If you still want to discover the nightlife the marina has to offer but are looking for something less grandiose, Café Trisquel won’t disappoint. Located on the left side of the port, this more laidback pub is a great place to sip on a beer as you listen to folk music.
Fomento: an authentic neighbourhood with Latin flavour
Fomento is another not-to-be-missed nightlife hotspot in Gijón and is a mere 20 m away from the sea. Much of the action takes place on Marqués de San Esteban, a street that runs parallel to the marina and is locally known as ‘the street of the arches’. Although still part of the old town, Fomento sways to Latin beats and exudes sultry Latin flavour. Pub Bananas and Pub La Habana are two prime examples that will have you dancing the night away.
If Latin vibes aren’t your idea of fun, Fomento offers an array of eccentric bars. This includes the Blow-up and its diehard 60s playlist and; the Asian-style Buddha Gijón, with its 60s and 70s beats, to name just but a few.
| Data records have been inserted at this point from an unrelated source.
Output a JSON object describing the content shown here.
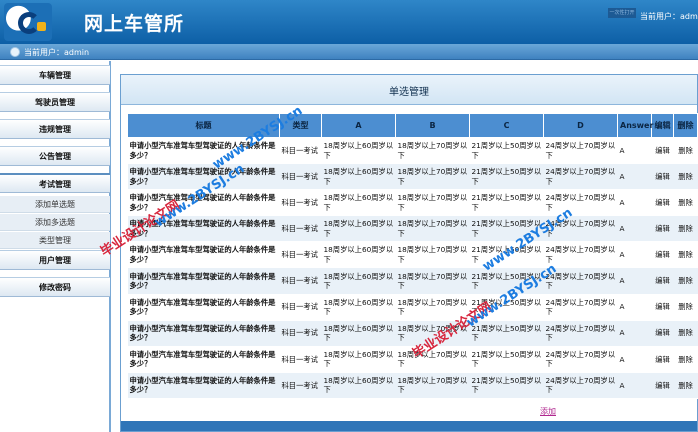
{
  "header": {
    "site_title": "网上车管所",
    "top_tab": "一次性打开",
    "current_user_label": "当前用户：admin"
  },
  "subbar": {
    "current_user_label": "当前用户：admin"
  },
  "sidebar": {
    "items": [
      {
        "label": "车辆管理"
      },
      {
        "label": "驾驶员管理"
      },
      {
        "label": "违规管理"
      },
      {
        "label": "公告管理"
      },
      {
        "label": "考试管理"
      }
    ],
    "subitems": [
      {
        "label": "添加单选题"
      },
      {
        "label": "添加多选题"
      },
      {
        "label": "类型管理"
      }
    ],
    "items_after": [
      {
        "label": "用户管理"
      },
      {
        "label": "修改密码"
      }
    ]
  },
  "main": {
    "panel_title": "单选管理",
    "columns": [
      "标题",
      "类型",
      "A",
      "B",
      "C",
      "D",
      "Answer",
      "编辑",
      "删除"
    ],
    "rows": [
      {
        "title": "申请小型汽车准驾车型驾驶证的人年龄条件是多少？",
        "type": "科目一考试",
        "a": "18周岁以上60周岁以下",
        "b": "18周岁以上70周岁以下",
        "c": "21周岁以上50周岁以下",
        "d": "24周岁以上70周岁以下",
        "answer": "A",
        "edit": "编辑",
        "delete": "删除"
      },
      {
        "title": "申请小型汽车准驾车型驾驶证的人年龄条件是多少？",
        "type": "科目一考试",
        "a": "18周岁以上60周岁以下",
        "b": "18周岁以上70周岁以下",
        "c": "21周岁以上50周岁以下",
        "d": "24周岁以上70周岁以下",
        "answer": "A",
        "edit": "编辑",
        "delete": "删除"
      },
      {
        "title": "申请小型汽车准驾车型驾驶证的人年龄条件是多少？",
        "type": "科目一考试",
        "a": "18周岁以上60周岁以下",
        "b": "18周岁以上70周岁以下",
        "c": "21周岁以上50周岁以下",
        "d": "24周岁以上70周岁以下",
        "answer": "A",
        "edit": "编辑",
        "delete": "删除"
      },
      {
        "title": "申请小型汽车准驾车型驾驶证的人年龄条件是多少？",
        "type": "科目一考试",
        "a": "18周岁以上60周岁以下",
        "b": "18周岁以上70周岁以下",
        "c": "21周岁以上50周岁以下",
        "d": "24周岁以上70周岁以下",
        "answer": "A",
        "edit": "编辑",
        "delete": "删除"
      },
      {
        "title": "申请小型汽车准驾车型驾驶证的人年龄条件是多少？",
        "type": "科目一考试",
        "a": "18周岁以上60周岁以下",
        "b": "18周岁以上70周岁以下",
        "c": "21周岁以上50周岁以下",
        "d": "24周岁以上70周岁以下",
        "answer": "A",
        "edit": "编辑",
        "delete": "删除"
      },
      {
        "title": "申请小型汽车准驾车型驾驶证的人年龄条件是多少？",
        "type": "科目一考试",
        "a": "18周岁以上60周岁以下",
        "b": "18周岁以上70周岁以下",
        "c": "21周岁以上50周岁以下",
        "d": "24周岁以上70周岁以下",
        "answer": "A",
        "edit": "编辑",
        "delete": "删除"
      },
      {
        "title": "申请小型汽车准驾车型驾驶证的人年龄条件是多少？",
        "type": "科目一考试",
        "a": "18周岁以上60周岁以下",
        "b": "18周岁以上70周岁以下",
        "c": "21周岁以上50周岁以下",
        "d": "24周岁以上70周岁以下",
        "answer": "A",
        "edit": "编辑",
        "delete": "删除"
      },
      {
        "title": "申请小型汽车准驾车型驾驶证的人年龄条件是多少？",
        "type": "科目一考试",
        "a": "18周岁以上60周岁以下",
        "b": "18周岁以上70周岁以下",
        "c": "21周岁以上50周岁以下",
        "d": "24周岁以上70周岁以下",
        "answer": "A",
        "edit": "编辑",
        "delete": "删除"
      },
      {
        "title": "申请小型汽车准驾车型驾驶证的人年龄条件是多少？",
        "type": "科目一考试",
        "a": "18周岁以上60周岁以下",
        "b": "18周岁以上70周岁以下",
        "c": "21周岁以上50周岁以下",
        "d": "24周岁以上70周岁以下",
        "answer": "A",
        "edit": "编辑",
        "delete": "删除"
      },
      {
        "title": "申请小型汽车准驾车型驾驶证的人年龄条件是多少？",
        "type": "科目一考试",
        "a": "18周岁以上60周岁以下",
        "b": "18周岁以上70周岁以下",
        "c": "21周岁以上50周岁以下",
        "d": "24周岁以上70周岁以下",
        "answer": "A",
        "edit": "编辑",
        "delete": "删除"
      }
    ],
    "add_link": "添加"
  },
  "watermarks": {
    "text_cn": "毕业设计论文网",
    "text_url": "www.2BYSJ.cn"
  }
}
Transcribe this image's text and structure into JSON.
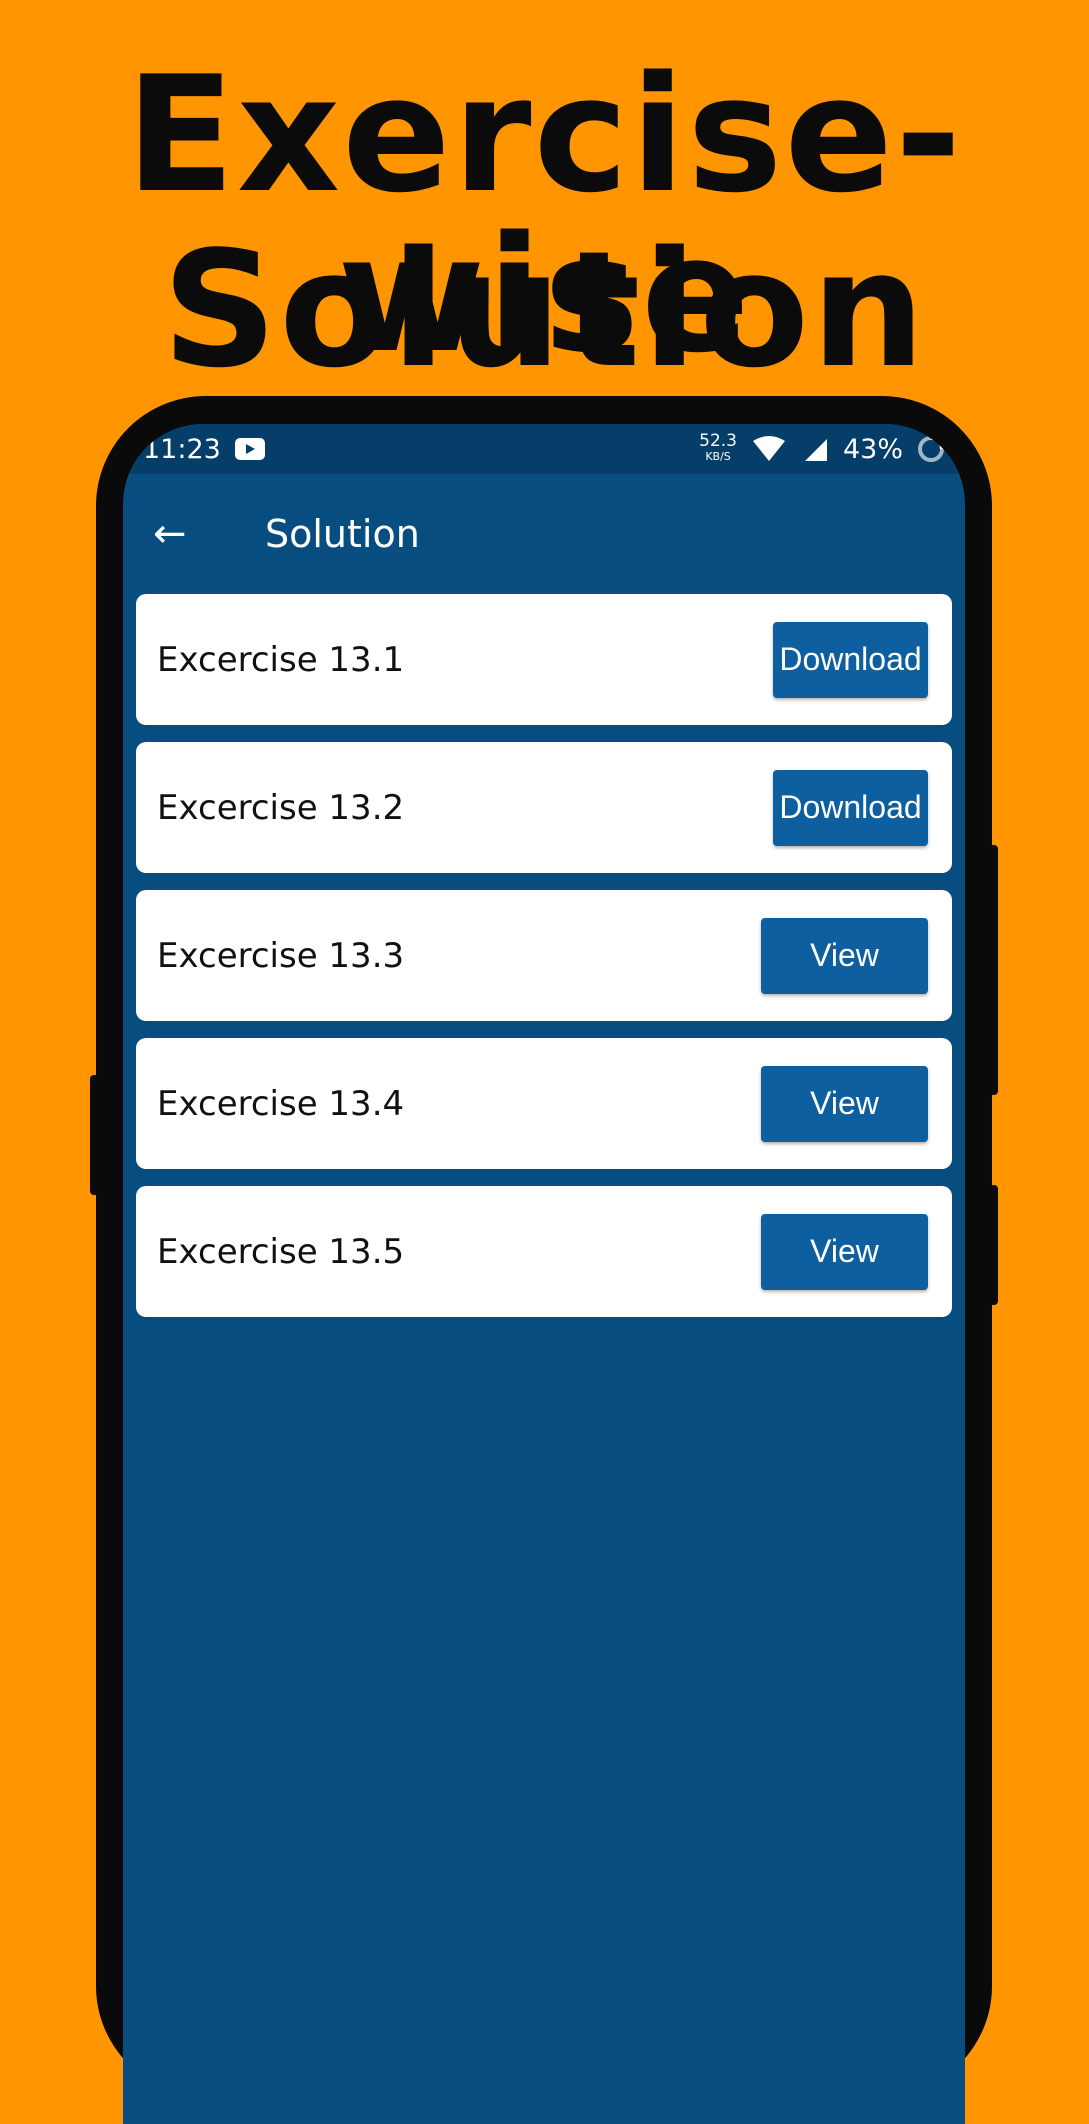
{
  "headline": {
    "line1": "Exercise-wise",
    "line2": "Solution"
  },
  "status_bar": {
    "time": "11:23",
    "net_speed": "52.3",
    "net_unit": "KB/S",
    "battery": "43%"
  },
  "app_bar": {
    "title": "Solution",
    "back_icon": "arrow-left-icon"
  },
  "colors": {
    "background": "#FF9500",
    "app": "#084D80",
    "button": "#0E5FA0"
  },
  "exercises": [
    {
      "label": "Excercise 13.1",
      "action": "Download"
    },
    {
      "label": "Excercise 13.2",
      "action": "Download"
    },
    {
      "label": "Excercise 13.3",
      "action": "View"
    },
    {
      "label": "Excercise 13.4",
      "action": "View"
    },
    {
      "label": "Excercise 13.5",
      "action": "View"
    }
  ]
}
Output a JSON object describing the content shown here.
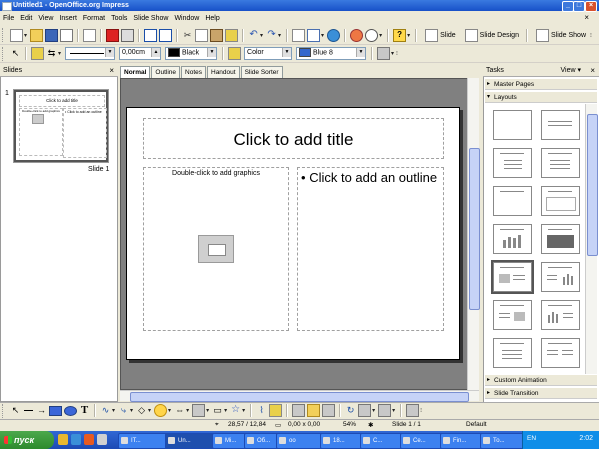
{
  "window": {
    "title": "Untitled1 - OpenOffice.org Impress"
  },
  "menu": [
    "File",
    "Edit",
    "View",
    "Insert",
    "Format",
    "Tools",
    "Slide Show",
    "Window",
    "Help"
  ],
  "toolbar1": {
    "slide_label": "Slide",
    "slide_design_label": "Slide Design",
    "slide_show_label": "Slide Show"
  },
  "toolbar2": {
    "line_width": "0,00cm",
    "line_color": "Black",
    "area_style": "Color",
    "area_color": "Blue 8",
    "colors": {
      "line": "#000000",
      "area": "#3366cc"
    }
  },
  "slides_panel": {
    "title": "Slides",
    "slide_number": "1",
    "slide_label": "Slide 1"
  },
  "view_tabs": [
    "Normal",
    "Outline",
    "Notes",
    "Handout",
    "Slide Sorter"
  ],
  "slide": {
    "title_placeholder": "Click to add title",
    "graphics_placeholder": "Double-click to add graphics",
    "outline_placeholder": "Click to add an outline"
  },
  "thumb": {
    "title": "Click to add title",
    "graphics": "Double-click to add graphics",
    "outline": "• Click to add an outline"
  },
  "tasks": {
    "title": "Tasks",
    "view_label": "View",
    "sections": {
      "master_pages": "Master Pages",
      "layouts": "Layouts",
      "custom_animation": "Custom Animation",
      "slide_transition": "Slide Transition"
    }
  },
  "status": {
    "position": "28,57 / 12,84",
    "size": "0,00 x 0,00",
    "zoom": "54%",
    "slide": "Slide 1 / 1",
    "master": "Default"
  },
  "taskbar": {
    "start": "пуск",
    "tasks": [
      "IT...",
      "Un...",
      "Mi...",
      "Об...",
      "оо",
      "18...",
      "C...",
      "Се...",
      "Fin...",
      "То..."
    ],
    "lang": "EN",
    "clock": "2:02"
  }
}
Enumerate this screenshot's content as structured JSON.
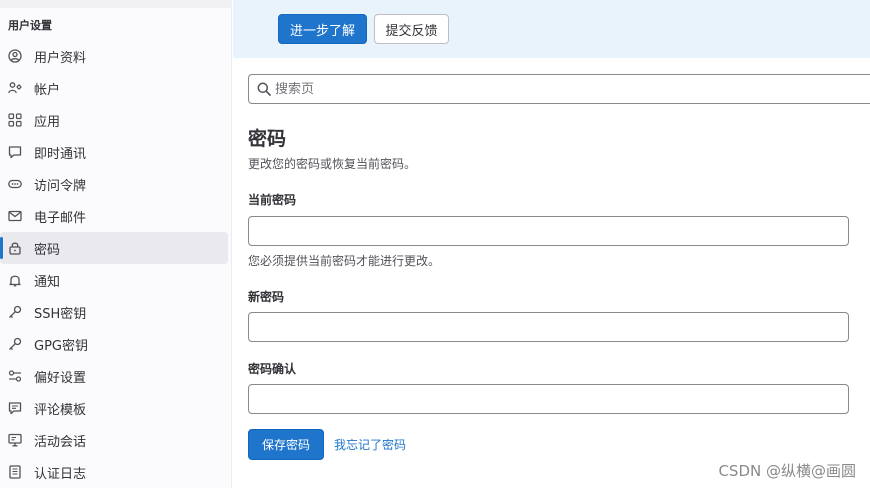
{
  "sidebar": {
    "title": "用户设置",
    "items": [
      {
        "label": "用户资料",
        "icon": "user-circle-icon"
      },
      {
        "label": "帐户",
        "icon": "account-icon"
      },
      {
        "label": "应用",
        "icon": "applications-icon"
      },
      {
        "label": "即时通讯",
        "icon": "chat-icon"
      },
      {
        "label": "访问令牌",
        "icon": "token-icon"
      },
      {
        "label": "电子邮件",
        "icon": "mail-icon"
      },
      {
        "label": "密码",
        "icon": "lock-icon",
        "active": true
      },
      {
        "label": "通知",
        "icon": "bell-icon"
      },
      {
        "label": "SSH密钥",
        "icon": "key-icon"
      },
      {
        "label": "GPG密钥",
        "icon": "key-icon"
      },
      {
        "label": "偏好设置",
        "icon": "preferences-icon"
      },
      {
        "label": "评论模板",
        "icon": "comment-template-icon"
      },
      {
        "label": "活动会话",
        "icon": "monitor-icon"
      },
      {
        "label": "认证日志",
        "icon": "log-icon"
      }
    ]
  },
  "banner": {
    "learn_more": "进一步了解",
    "feedback": "提交反馈"
  },
  "search": {
    "placeholder": "搜索页"
  },
  "main": {
    "title": "密码",
    "description": "更改您的密码或恢复当前密码。",
    "current_password_label": "当前密码",
    "current_password_help": "您必须提供当前密码才能进行更改。",
    "new_password_label": "新密码",
    "confirm_password_label": "密码确认",
    "save_button": "保存密码",
    "forgot_link": "我忘记了密码"
  },
  "watermark": "CSDN @纵横@画圆",
  "colors": {
    "accent": "#1f75cb",
    "banner_bg": "#e9f3fc",
    "sidebar_bg": "#fbfafd",
    "active_item_bg": "#e9e9ee"
  }
}
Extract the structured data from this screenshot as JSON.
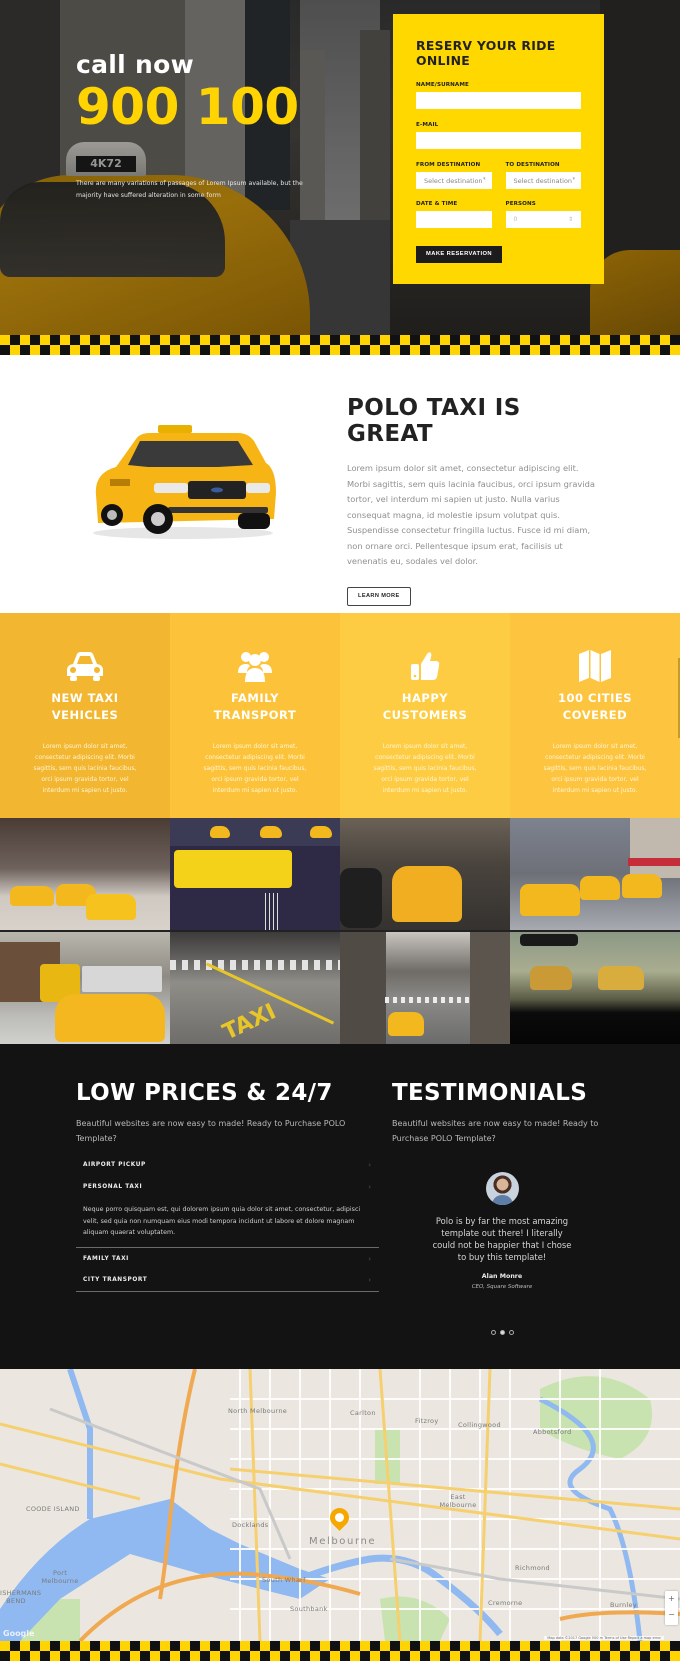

You might even run into a Spanish TV star or two.
Fomento will also satisfy your palate if hunger sets in. Try Dosmasuno Gastro’s crowd pleasing patatas bravas on Calle del Carmen or Cava Baja’s cachopo and variety of Asturian cheeses on Calle de Cervantes.
Diehard partyers will meet their match in the bars located on Marqués de San Esteban and its neighbouring streets. Pubs and bars are open to 6 a.m. on weekends and is an attractive location to organise a bachelor or hen party. This area also houses the famous Letronas of Gijón, the red sculpted letters. Make it your designated meeting point in the event your group splits up.
Other places to party in Gijón
Pop and electronic music may dominate the night scene, but there are other not-so-conventional bars to check out, such as La Vida Alegre. This quiet bar by day turns boisterous come night-time. Located near the Plaza Carmen, they serve original sandwiches and quality wine, and offer live music. Check out their Sunday early afternoon jazz sessions if you’re looking for a mellow Sunday plan.
La Mina is a pub located just outside Fomento and pays tribute to the top hits of heavy metal, rock and indie music as they serve patrons very reasonably priced drinks. The crowd is young and has serious passion for music.
Sala Albéniz is another place worth a visit. Housed in the old Teatro Albéniz building, it stays open till 7.30 a.m. on weekends and sometimes hosts concerts.